It is happening in Afghanistan. Where we see the struggle in terms of Taliban against the good guys, Afghans see it is a struggle between Pashtuns to take back their ancient rights of ascendancy, against Tajiks, Uzbeks, Hazaras and other ethnic minorities who don’t want a return to Pashtun dominance.
Human beings have often shaken their heads in wonder at how seemingly peaceable peoples, neighbors and friends, can suddenly turn on each other in a frenzy of ethnic violence. “That wild beast, which lies in man and does not dare to show itself until the barriers of law and custom have been removed,” was the way Yugoslavia’s Nobel laureate, Ivo Andric, referred to the phenomenon in his novel “The Bridge on the Drina.” Although he did not live to see it, that wild beast, in the case of his native Bosnia, came to be personified by Ratko Mladic.
“Groups feeling threatened with cultural and national extinction are particularly prone to ethnocentric behavior,” according to Padraig O’Malley of the University of Massachusetts, “especially in unstable situations or in transitional periods.” Once civil war broke out in Cambodia, for example, both the government side and the Khmer Rouge perpetrated massacres against the Vietnamese minority, because of ancient fears that Vietnam would one day swallow Cambodia, and for a time it did. But when I watched, in 1970, the bloated corpses of Vietnamese civilians, hands tied, floating down the Mekong, I could see no reason for this barbarism.

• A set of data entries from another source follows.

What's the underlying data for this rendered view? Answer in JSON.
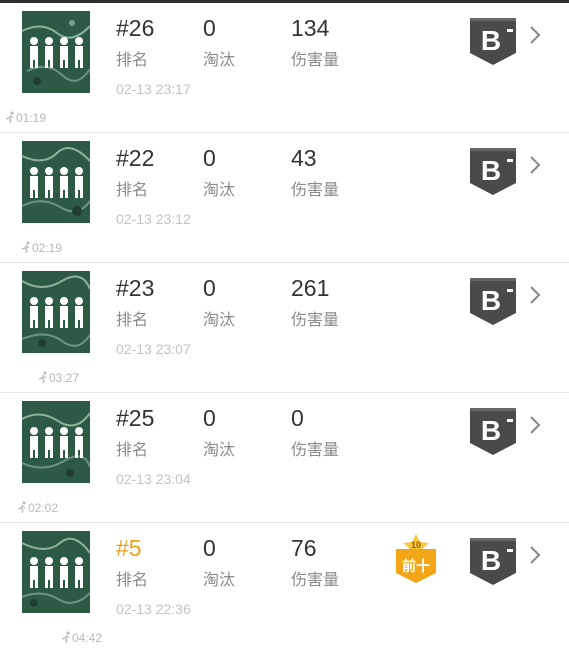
{
  "matches": [
    {
      "rank": "#26",
      "kills": "0",
      "damage": "134",
      "time": "02-13 23:17",
      "duration": "01:19",
      "grade": "B",
      "top_ten": false
    },
    {
      "rank": "#22",
      "kills": "0",
      "damage": "43",
      "time": "02-13 23:12",
      "duration": "02:19",
      "grade": "B",
      "top_ten": false
    },
    {
      "rank": "#23",
      "kills": "0",
      "damage": "261",
      "time": "02-13 23:07",
      "duration": "03:27",
      "grade": "B",
      "top_ten": false
    },
    {
      "rank": "#25",
      "kills": "0",
      "damage": "0",
      "time": "02-13 23:04",
      "duration": "02:02",
      "grade": "B",
      "top_ten": false
    },
    {
      "rank": "#5",
      "kills": "0",
      "damage": "76",
      "time": "02-13 22:36",
      "duration": "04:42",
      "grade": "B",
      "top_ten": true,
      "badge_top": "10",
      "badge_label": "前十"
    }
  ],
  "labels": {
    "rank": "排名",
    "kills": "淘汰",
    "damage": "伤害量"
  },
  "colors": {
    "top_rank": "#e8a01e",
    "grade_badge": "#4a4a4a",
    "medal": "#f2a516",
    "map_green": "#2d5a44"
  },
  "icons": {
    "map": "map-squad-icon",
    "grade": "grade-b-icon",
    "duration": "running-man-icon",
    "chevron": "chevron-right-icon",
    "medal": "top-ten-medal-icon"
  }
}
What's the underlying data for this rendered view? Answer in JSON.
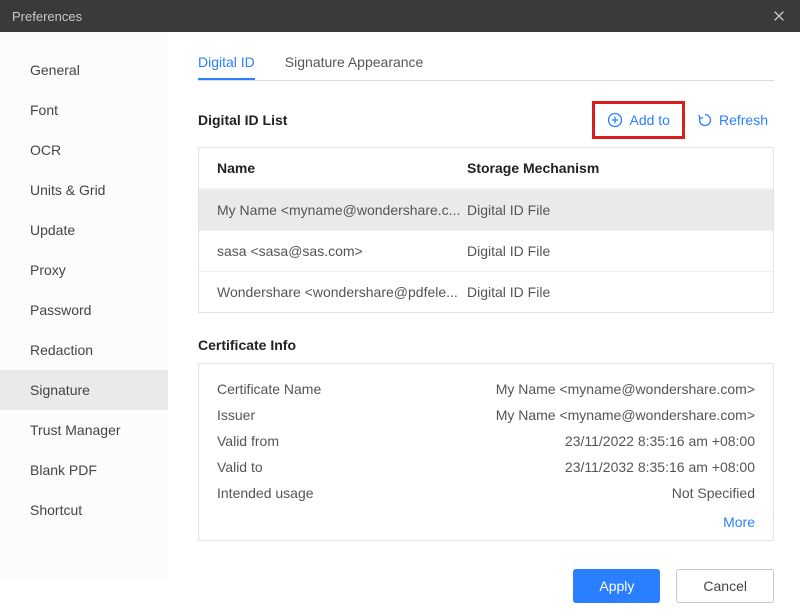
{
  "window": {
    "title": "Preferences"
  },
  "sidebar": {
    "items": [
      {
        "label": "General"
      },
      {
        "label": "Font"
      },
      {
        "label": "OCR"
      },
      {
        "label": "Units & Grid"
      },
      {
        "label": "Update"
      },
      {
        "label": "Proxy"
      },
      {
        "label": "Password"
      },
      {
        "label": "Redaction"
      },
      {
        "label": "Signature"
      },
      {
        "label": "Trust Manager"
      },
      {
        "label": "Blank PDF"
      },
      {
        "label": "Shortcut"
      }
    ],
    "selected_index": 8
  },
  "tabs": {
    "items": [
      {
        "label": "Digital ID"
      },
      {
        "label": "Signature Appearance"
      }
    ],
    "active_index": 0
  },
  "digital_id_list": {
    "title": "Digital ID List",
    "add_label": "Add to",
    "refresh_label": "Refresh",
    "columns": {
      "name": "Name",
      "storage": "Storage Mechanism"
    },
    "rows": [
      {
        "name": "My Name <myname@wondershare.c...",
        "storage": "Digital ID File"
      },
      {
        "name": "sasa <sasa@sas.com>",
        "storage": "Digital ID File"
      },
      {
        "name": "Wondershare <wondershare@pdfele...",
        "storage": "Digital ID File"
      }
    ],
    "selected_index": 0
  },
  "certificate_info": {
    "title": "Certificate Info",
    "rows": [
      {
        "label": "Certificate Name",
        "value": "My Name <myname@wondershare.com>"
      },
      {
        "label": "Issuer",
        "value": "My Name <myname@wondershare.com>"
      },
      {
        "label": "Valid from",
        "value": "23/11/2022 8:35:16 am +08:00"
      },
      {
        "label": "Valid to",
        "value": "23/11/2032 8:35:16 am +08:00"
      },
      {
        "label": "Intended usage",
        "value": "Not Specified"
      }
    ],
    "more_label": "More"
  },
  "footer": {
    "apply_label": "Apply",
    "cancel_label": "Cancel"
  }
}
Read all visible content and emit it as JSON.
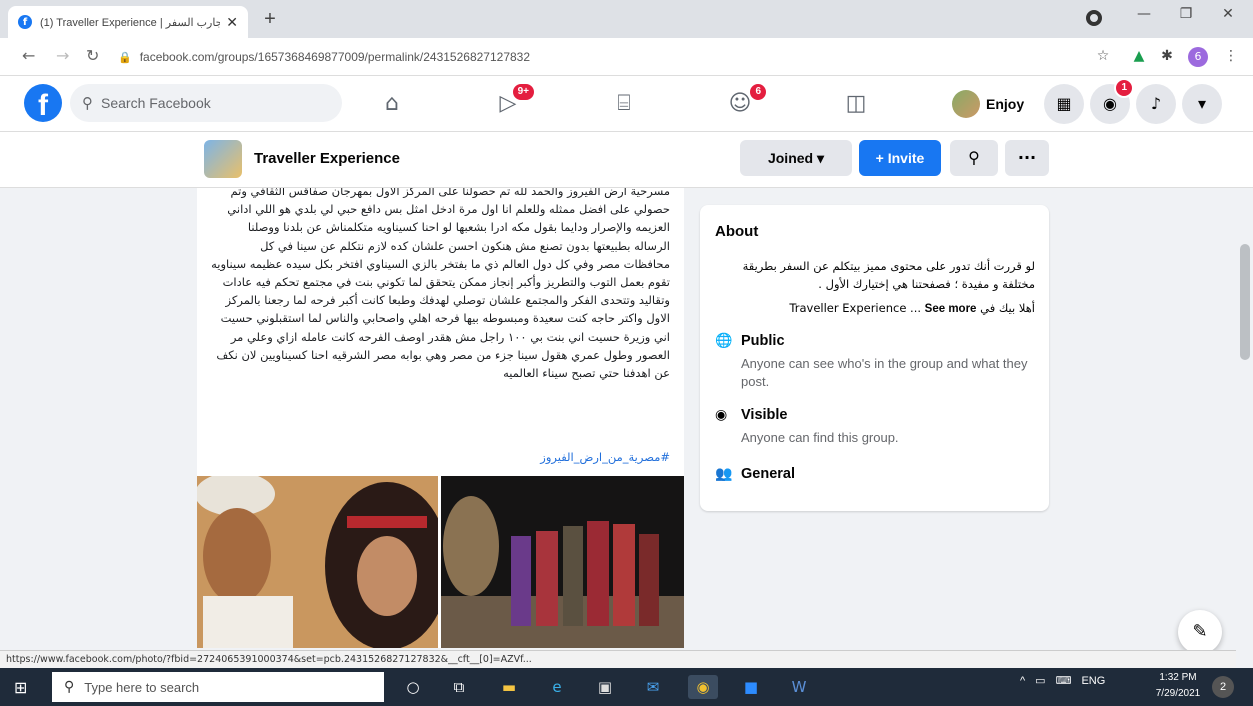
{
  "browser": {
    "tab_title": "(1) Traveller Experience | تجارب السفر",
    "tab_close": "✕",
    "new_tab": "+",
    "url": "facebook.com/groups/1657368469877009/permalink/2431526827127832",
    "window_buttons": [
      "—",
      "❐",
      "✕"
    ]
  },
  "facebook": {
    "search_placeholder": "Search Facebook",
    "watch_badge": "9+",
    "groups_badge": "6",
    "profile_name": "Enjoy",
    "messenger_badge": "1"
  },
  "group": {
    "name": "Traveller Experience",
    "joined_label": "Joined ▾",
    "invite_label": "+ Invite",
    "more_label": "···"
  },
  "post": {
    "text": "مسرحية ارض الفيروز والحمد لله تم حصولنا على المركز الاول بمهرجان صفاقس الثقافي وتم حصولي على افضل ممثله وللعلم انا اول مرة ادخل امثل بس دافع حبي لي بلدي هو اللي اداني العزيمه والإصرار ودايما بقول مكه ادرا بشعبها لو احنا كسيناويه متكلمناش عن بلدنا ووصلنا الرساله بطبيعتها بدون تصنع مش هنكون احسن علشان كده لازم نتكلم عن سينا في كل محافظات مصر وفي كل دول العالم ذي ما بفتخر بالزي السيناوي افتخر بكل سيده عظيمه سيناويه تقوم بعمل التوب والتطريز وأكبر إنجاز ممكن يتحقق لما تكوني بنت في مجتمع تحكم فيه عادات وتقاليد وتتحدى الفكر والمجتمع علشان توصلي لهدفك وطبعا كانت أكبر فرحه لما رجعنا بالمركز الاول واكتر حاجه كنت سعيدة ومبسوطه بيها فرحه اهلي واصحابي والناس لما استقبلوني حسيت اني وزيرة حسيت اني بنت بي ١٠٠ راجل مش هقدر اوصف الفرحه كانت عامله ازاي وعلي مر العصور وطول عمري هقول سينا جزء من مصر وهي بوابه مصر الشرقيه احنا كسيناويين لان نكف عن اهدفنا حتي تصبح سيناء العالميه",
    "hashtag": "#مصرية_من_ارض_الفيروز"
  },
  "about": {
    "title": "About",
    "description": "لو قررت أنك تدور على محتوى مميز بيتكلم عن السفر بطريقة مختلفة و مفيدة ؛ فصفحتنا هي إختيارك الأول .",
    "welcome_prefix": "أهلا بيك في ",
    "welcome_name": "Traveller Experience ... ",
    "see_more": "See more",
    "public_title": "Public",
    "public_desc": "Anyone can see who's in the group and what they post.",
    "visible_title": "Visible",
    "visible_desc": "Anyone can find this group.",
    "general_title": "General"
  },
  "status_link": "https://www.facebook.com/photo/?fbid=2724065391000374&set=pcb.2431526827127832&__cft__[0]=AZVf...",
  "taskbar": {
    "search_placeholder": "Type here to search",
    "language": "ENG",
    "time": "1:32 PM",
    "date": "7/29/2021",
    "notification_count": "2"
  }
}
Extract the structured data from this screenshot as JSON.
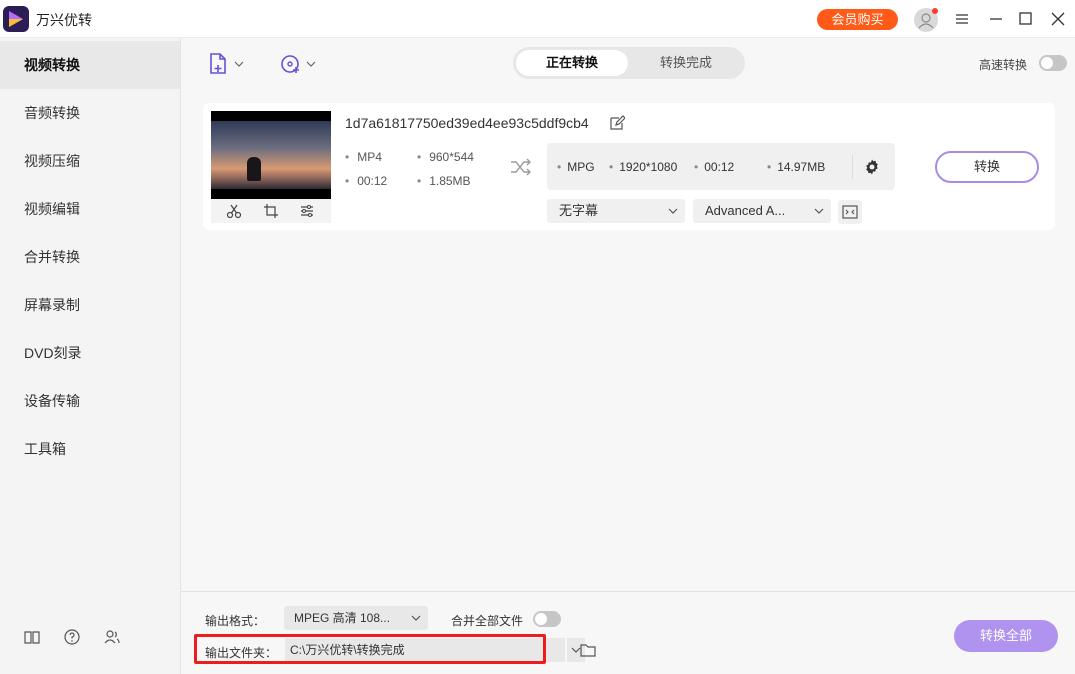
{
  "app": {
    "title": "万兴优转",
    "vip_label": "会员购买"
  },
  "sidebar": {
    "items": [
      {
        "label": "视频转换",
        "active": true
      },
      {
        "label": "音频转换"
      },
      {
        "label": "视频压缩"
      },
      {
        "label": "视频编辑"
      },
      {
        "label": "合并转换"
      },
      {
        "label": "屏幕录制"
      },
      {
        "label": "DVD刻录"
      },
      {
        "label": "设备传输"
      },
      {
        "label": "工具箱"
      }
    ]
  },
  "toolbar": {
    "tabs": [
      {
        "label": "正在转换",
        "active": true
      },
      {
        "label": "转换完成"
      }
    ],
    "speed_label": "高速转换"
  },
  "file": {
    "name": "1d7a61817750ed39ed4ee93c5ddf9cb4",
    "source": {
      "format": "MP4",
      "resolution": "960*544",
      "duration": "00:12",
      "size": "1.85MB"
    },
    "output": {
      "format": "MPG",
      "resolution": "1920*1080",
      "duration": "00:12",
      "size": "14.97MB"
    },
    "subtitle": "无字幕",
    "audio": "Advanced A...",
    "convert_label": "转换"
  },
  "footer": {
    "format_label": "输出格式：",
    "format_value": "MPEG 高清 108...",
    "merge_label": "合并全部文件",
    "folder_label": "输出文件夹：",
    "folder_path": "C:\\万兴优转\\转换完成",
    "convert_all_label": "转换全部"
  },
  "colors": {
    "accent": "#a98be6",
    "vip": "#ff5a17",
    "highlight": "#ee1d1d"
  }
}
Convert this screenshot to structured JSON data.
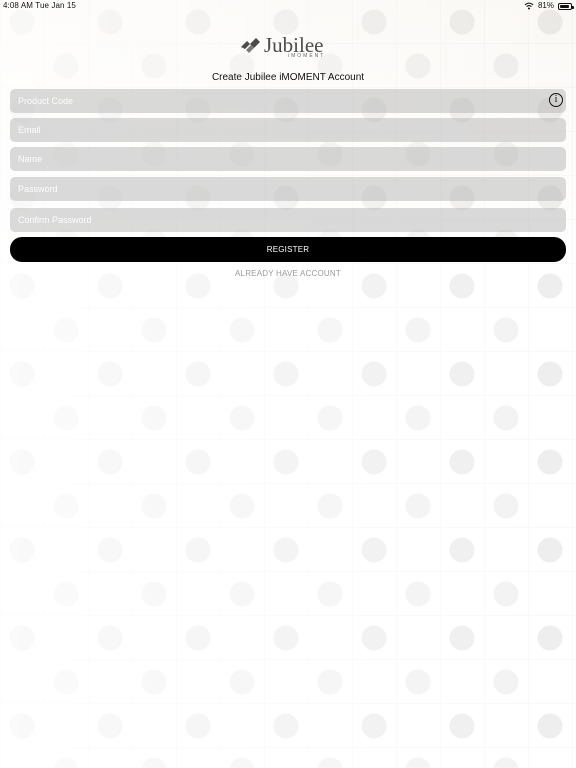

In Yugoslavia, after strongman Tito’s death, and after the threat from the Soviet Union ceased to be the glue that bound Yugoslavia’s ethnicities together, Croats, Serbs, Slovenians, Macedonians and, later, Montenegrins fell apart in savage ethnic conflict.
To understand is not to excuse. Indeed it is all the more reason to prosecute Andric’s “wild beast” where ever it is found. Serbians were not the only ones to blame in that tragic conflict. Muslims had their death squads at work even within besieged Sarajevo. Croats carried out the biggest ethnic cleansing of the wars when they forced the separatist Krajinan Serbs out of Croatia. But for pure savagery it is hard to beat Ratko Mladic, who will now, hopefully, face justice.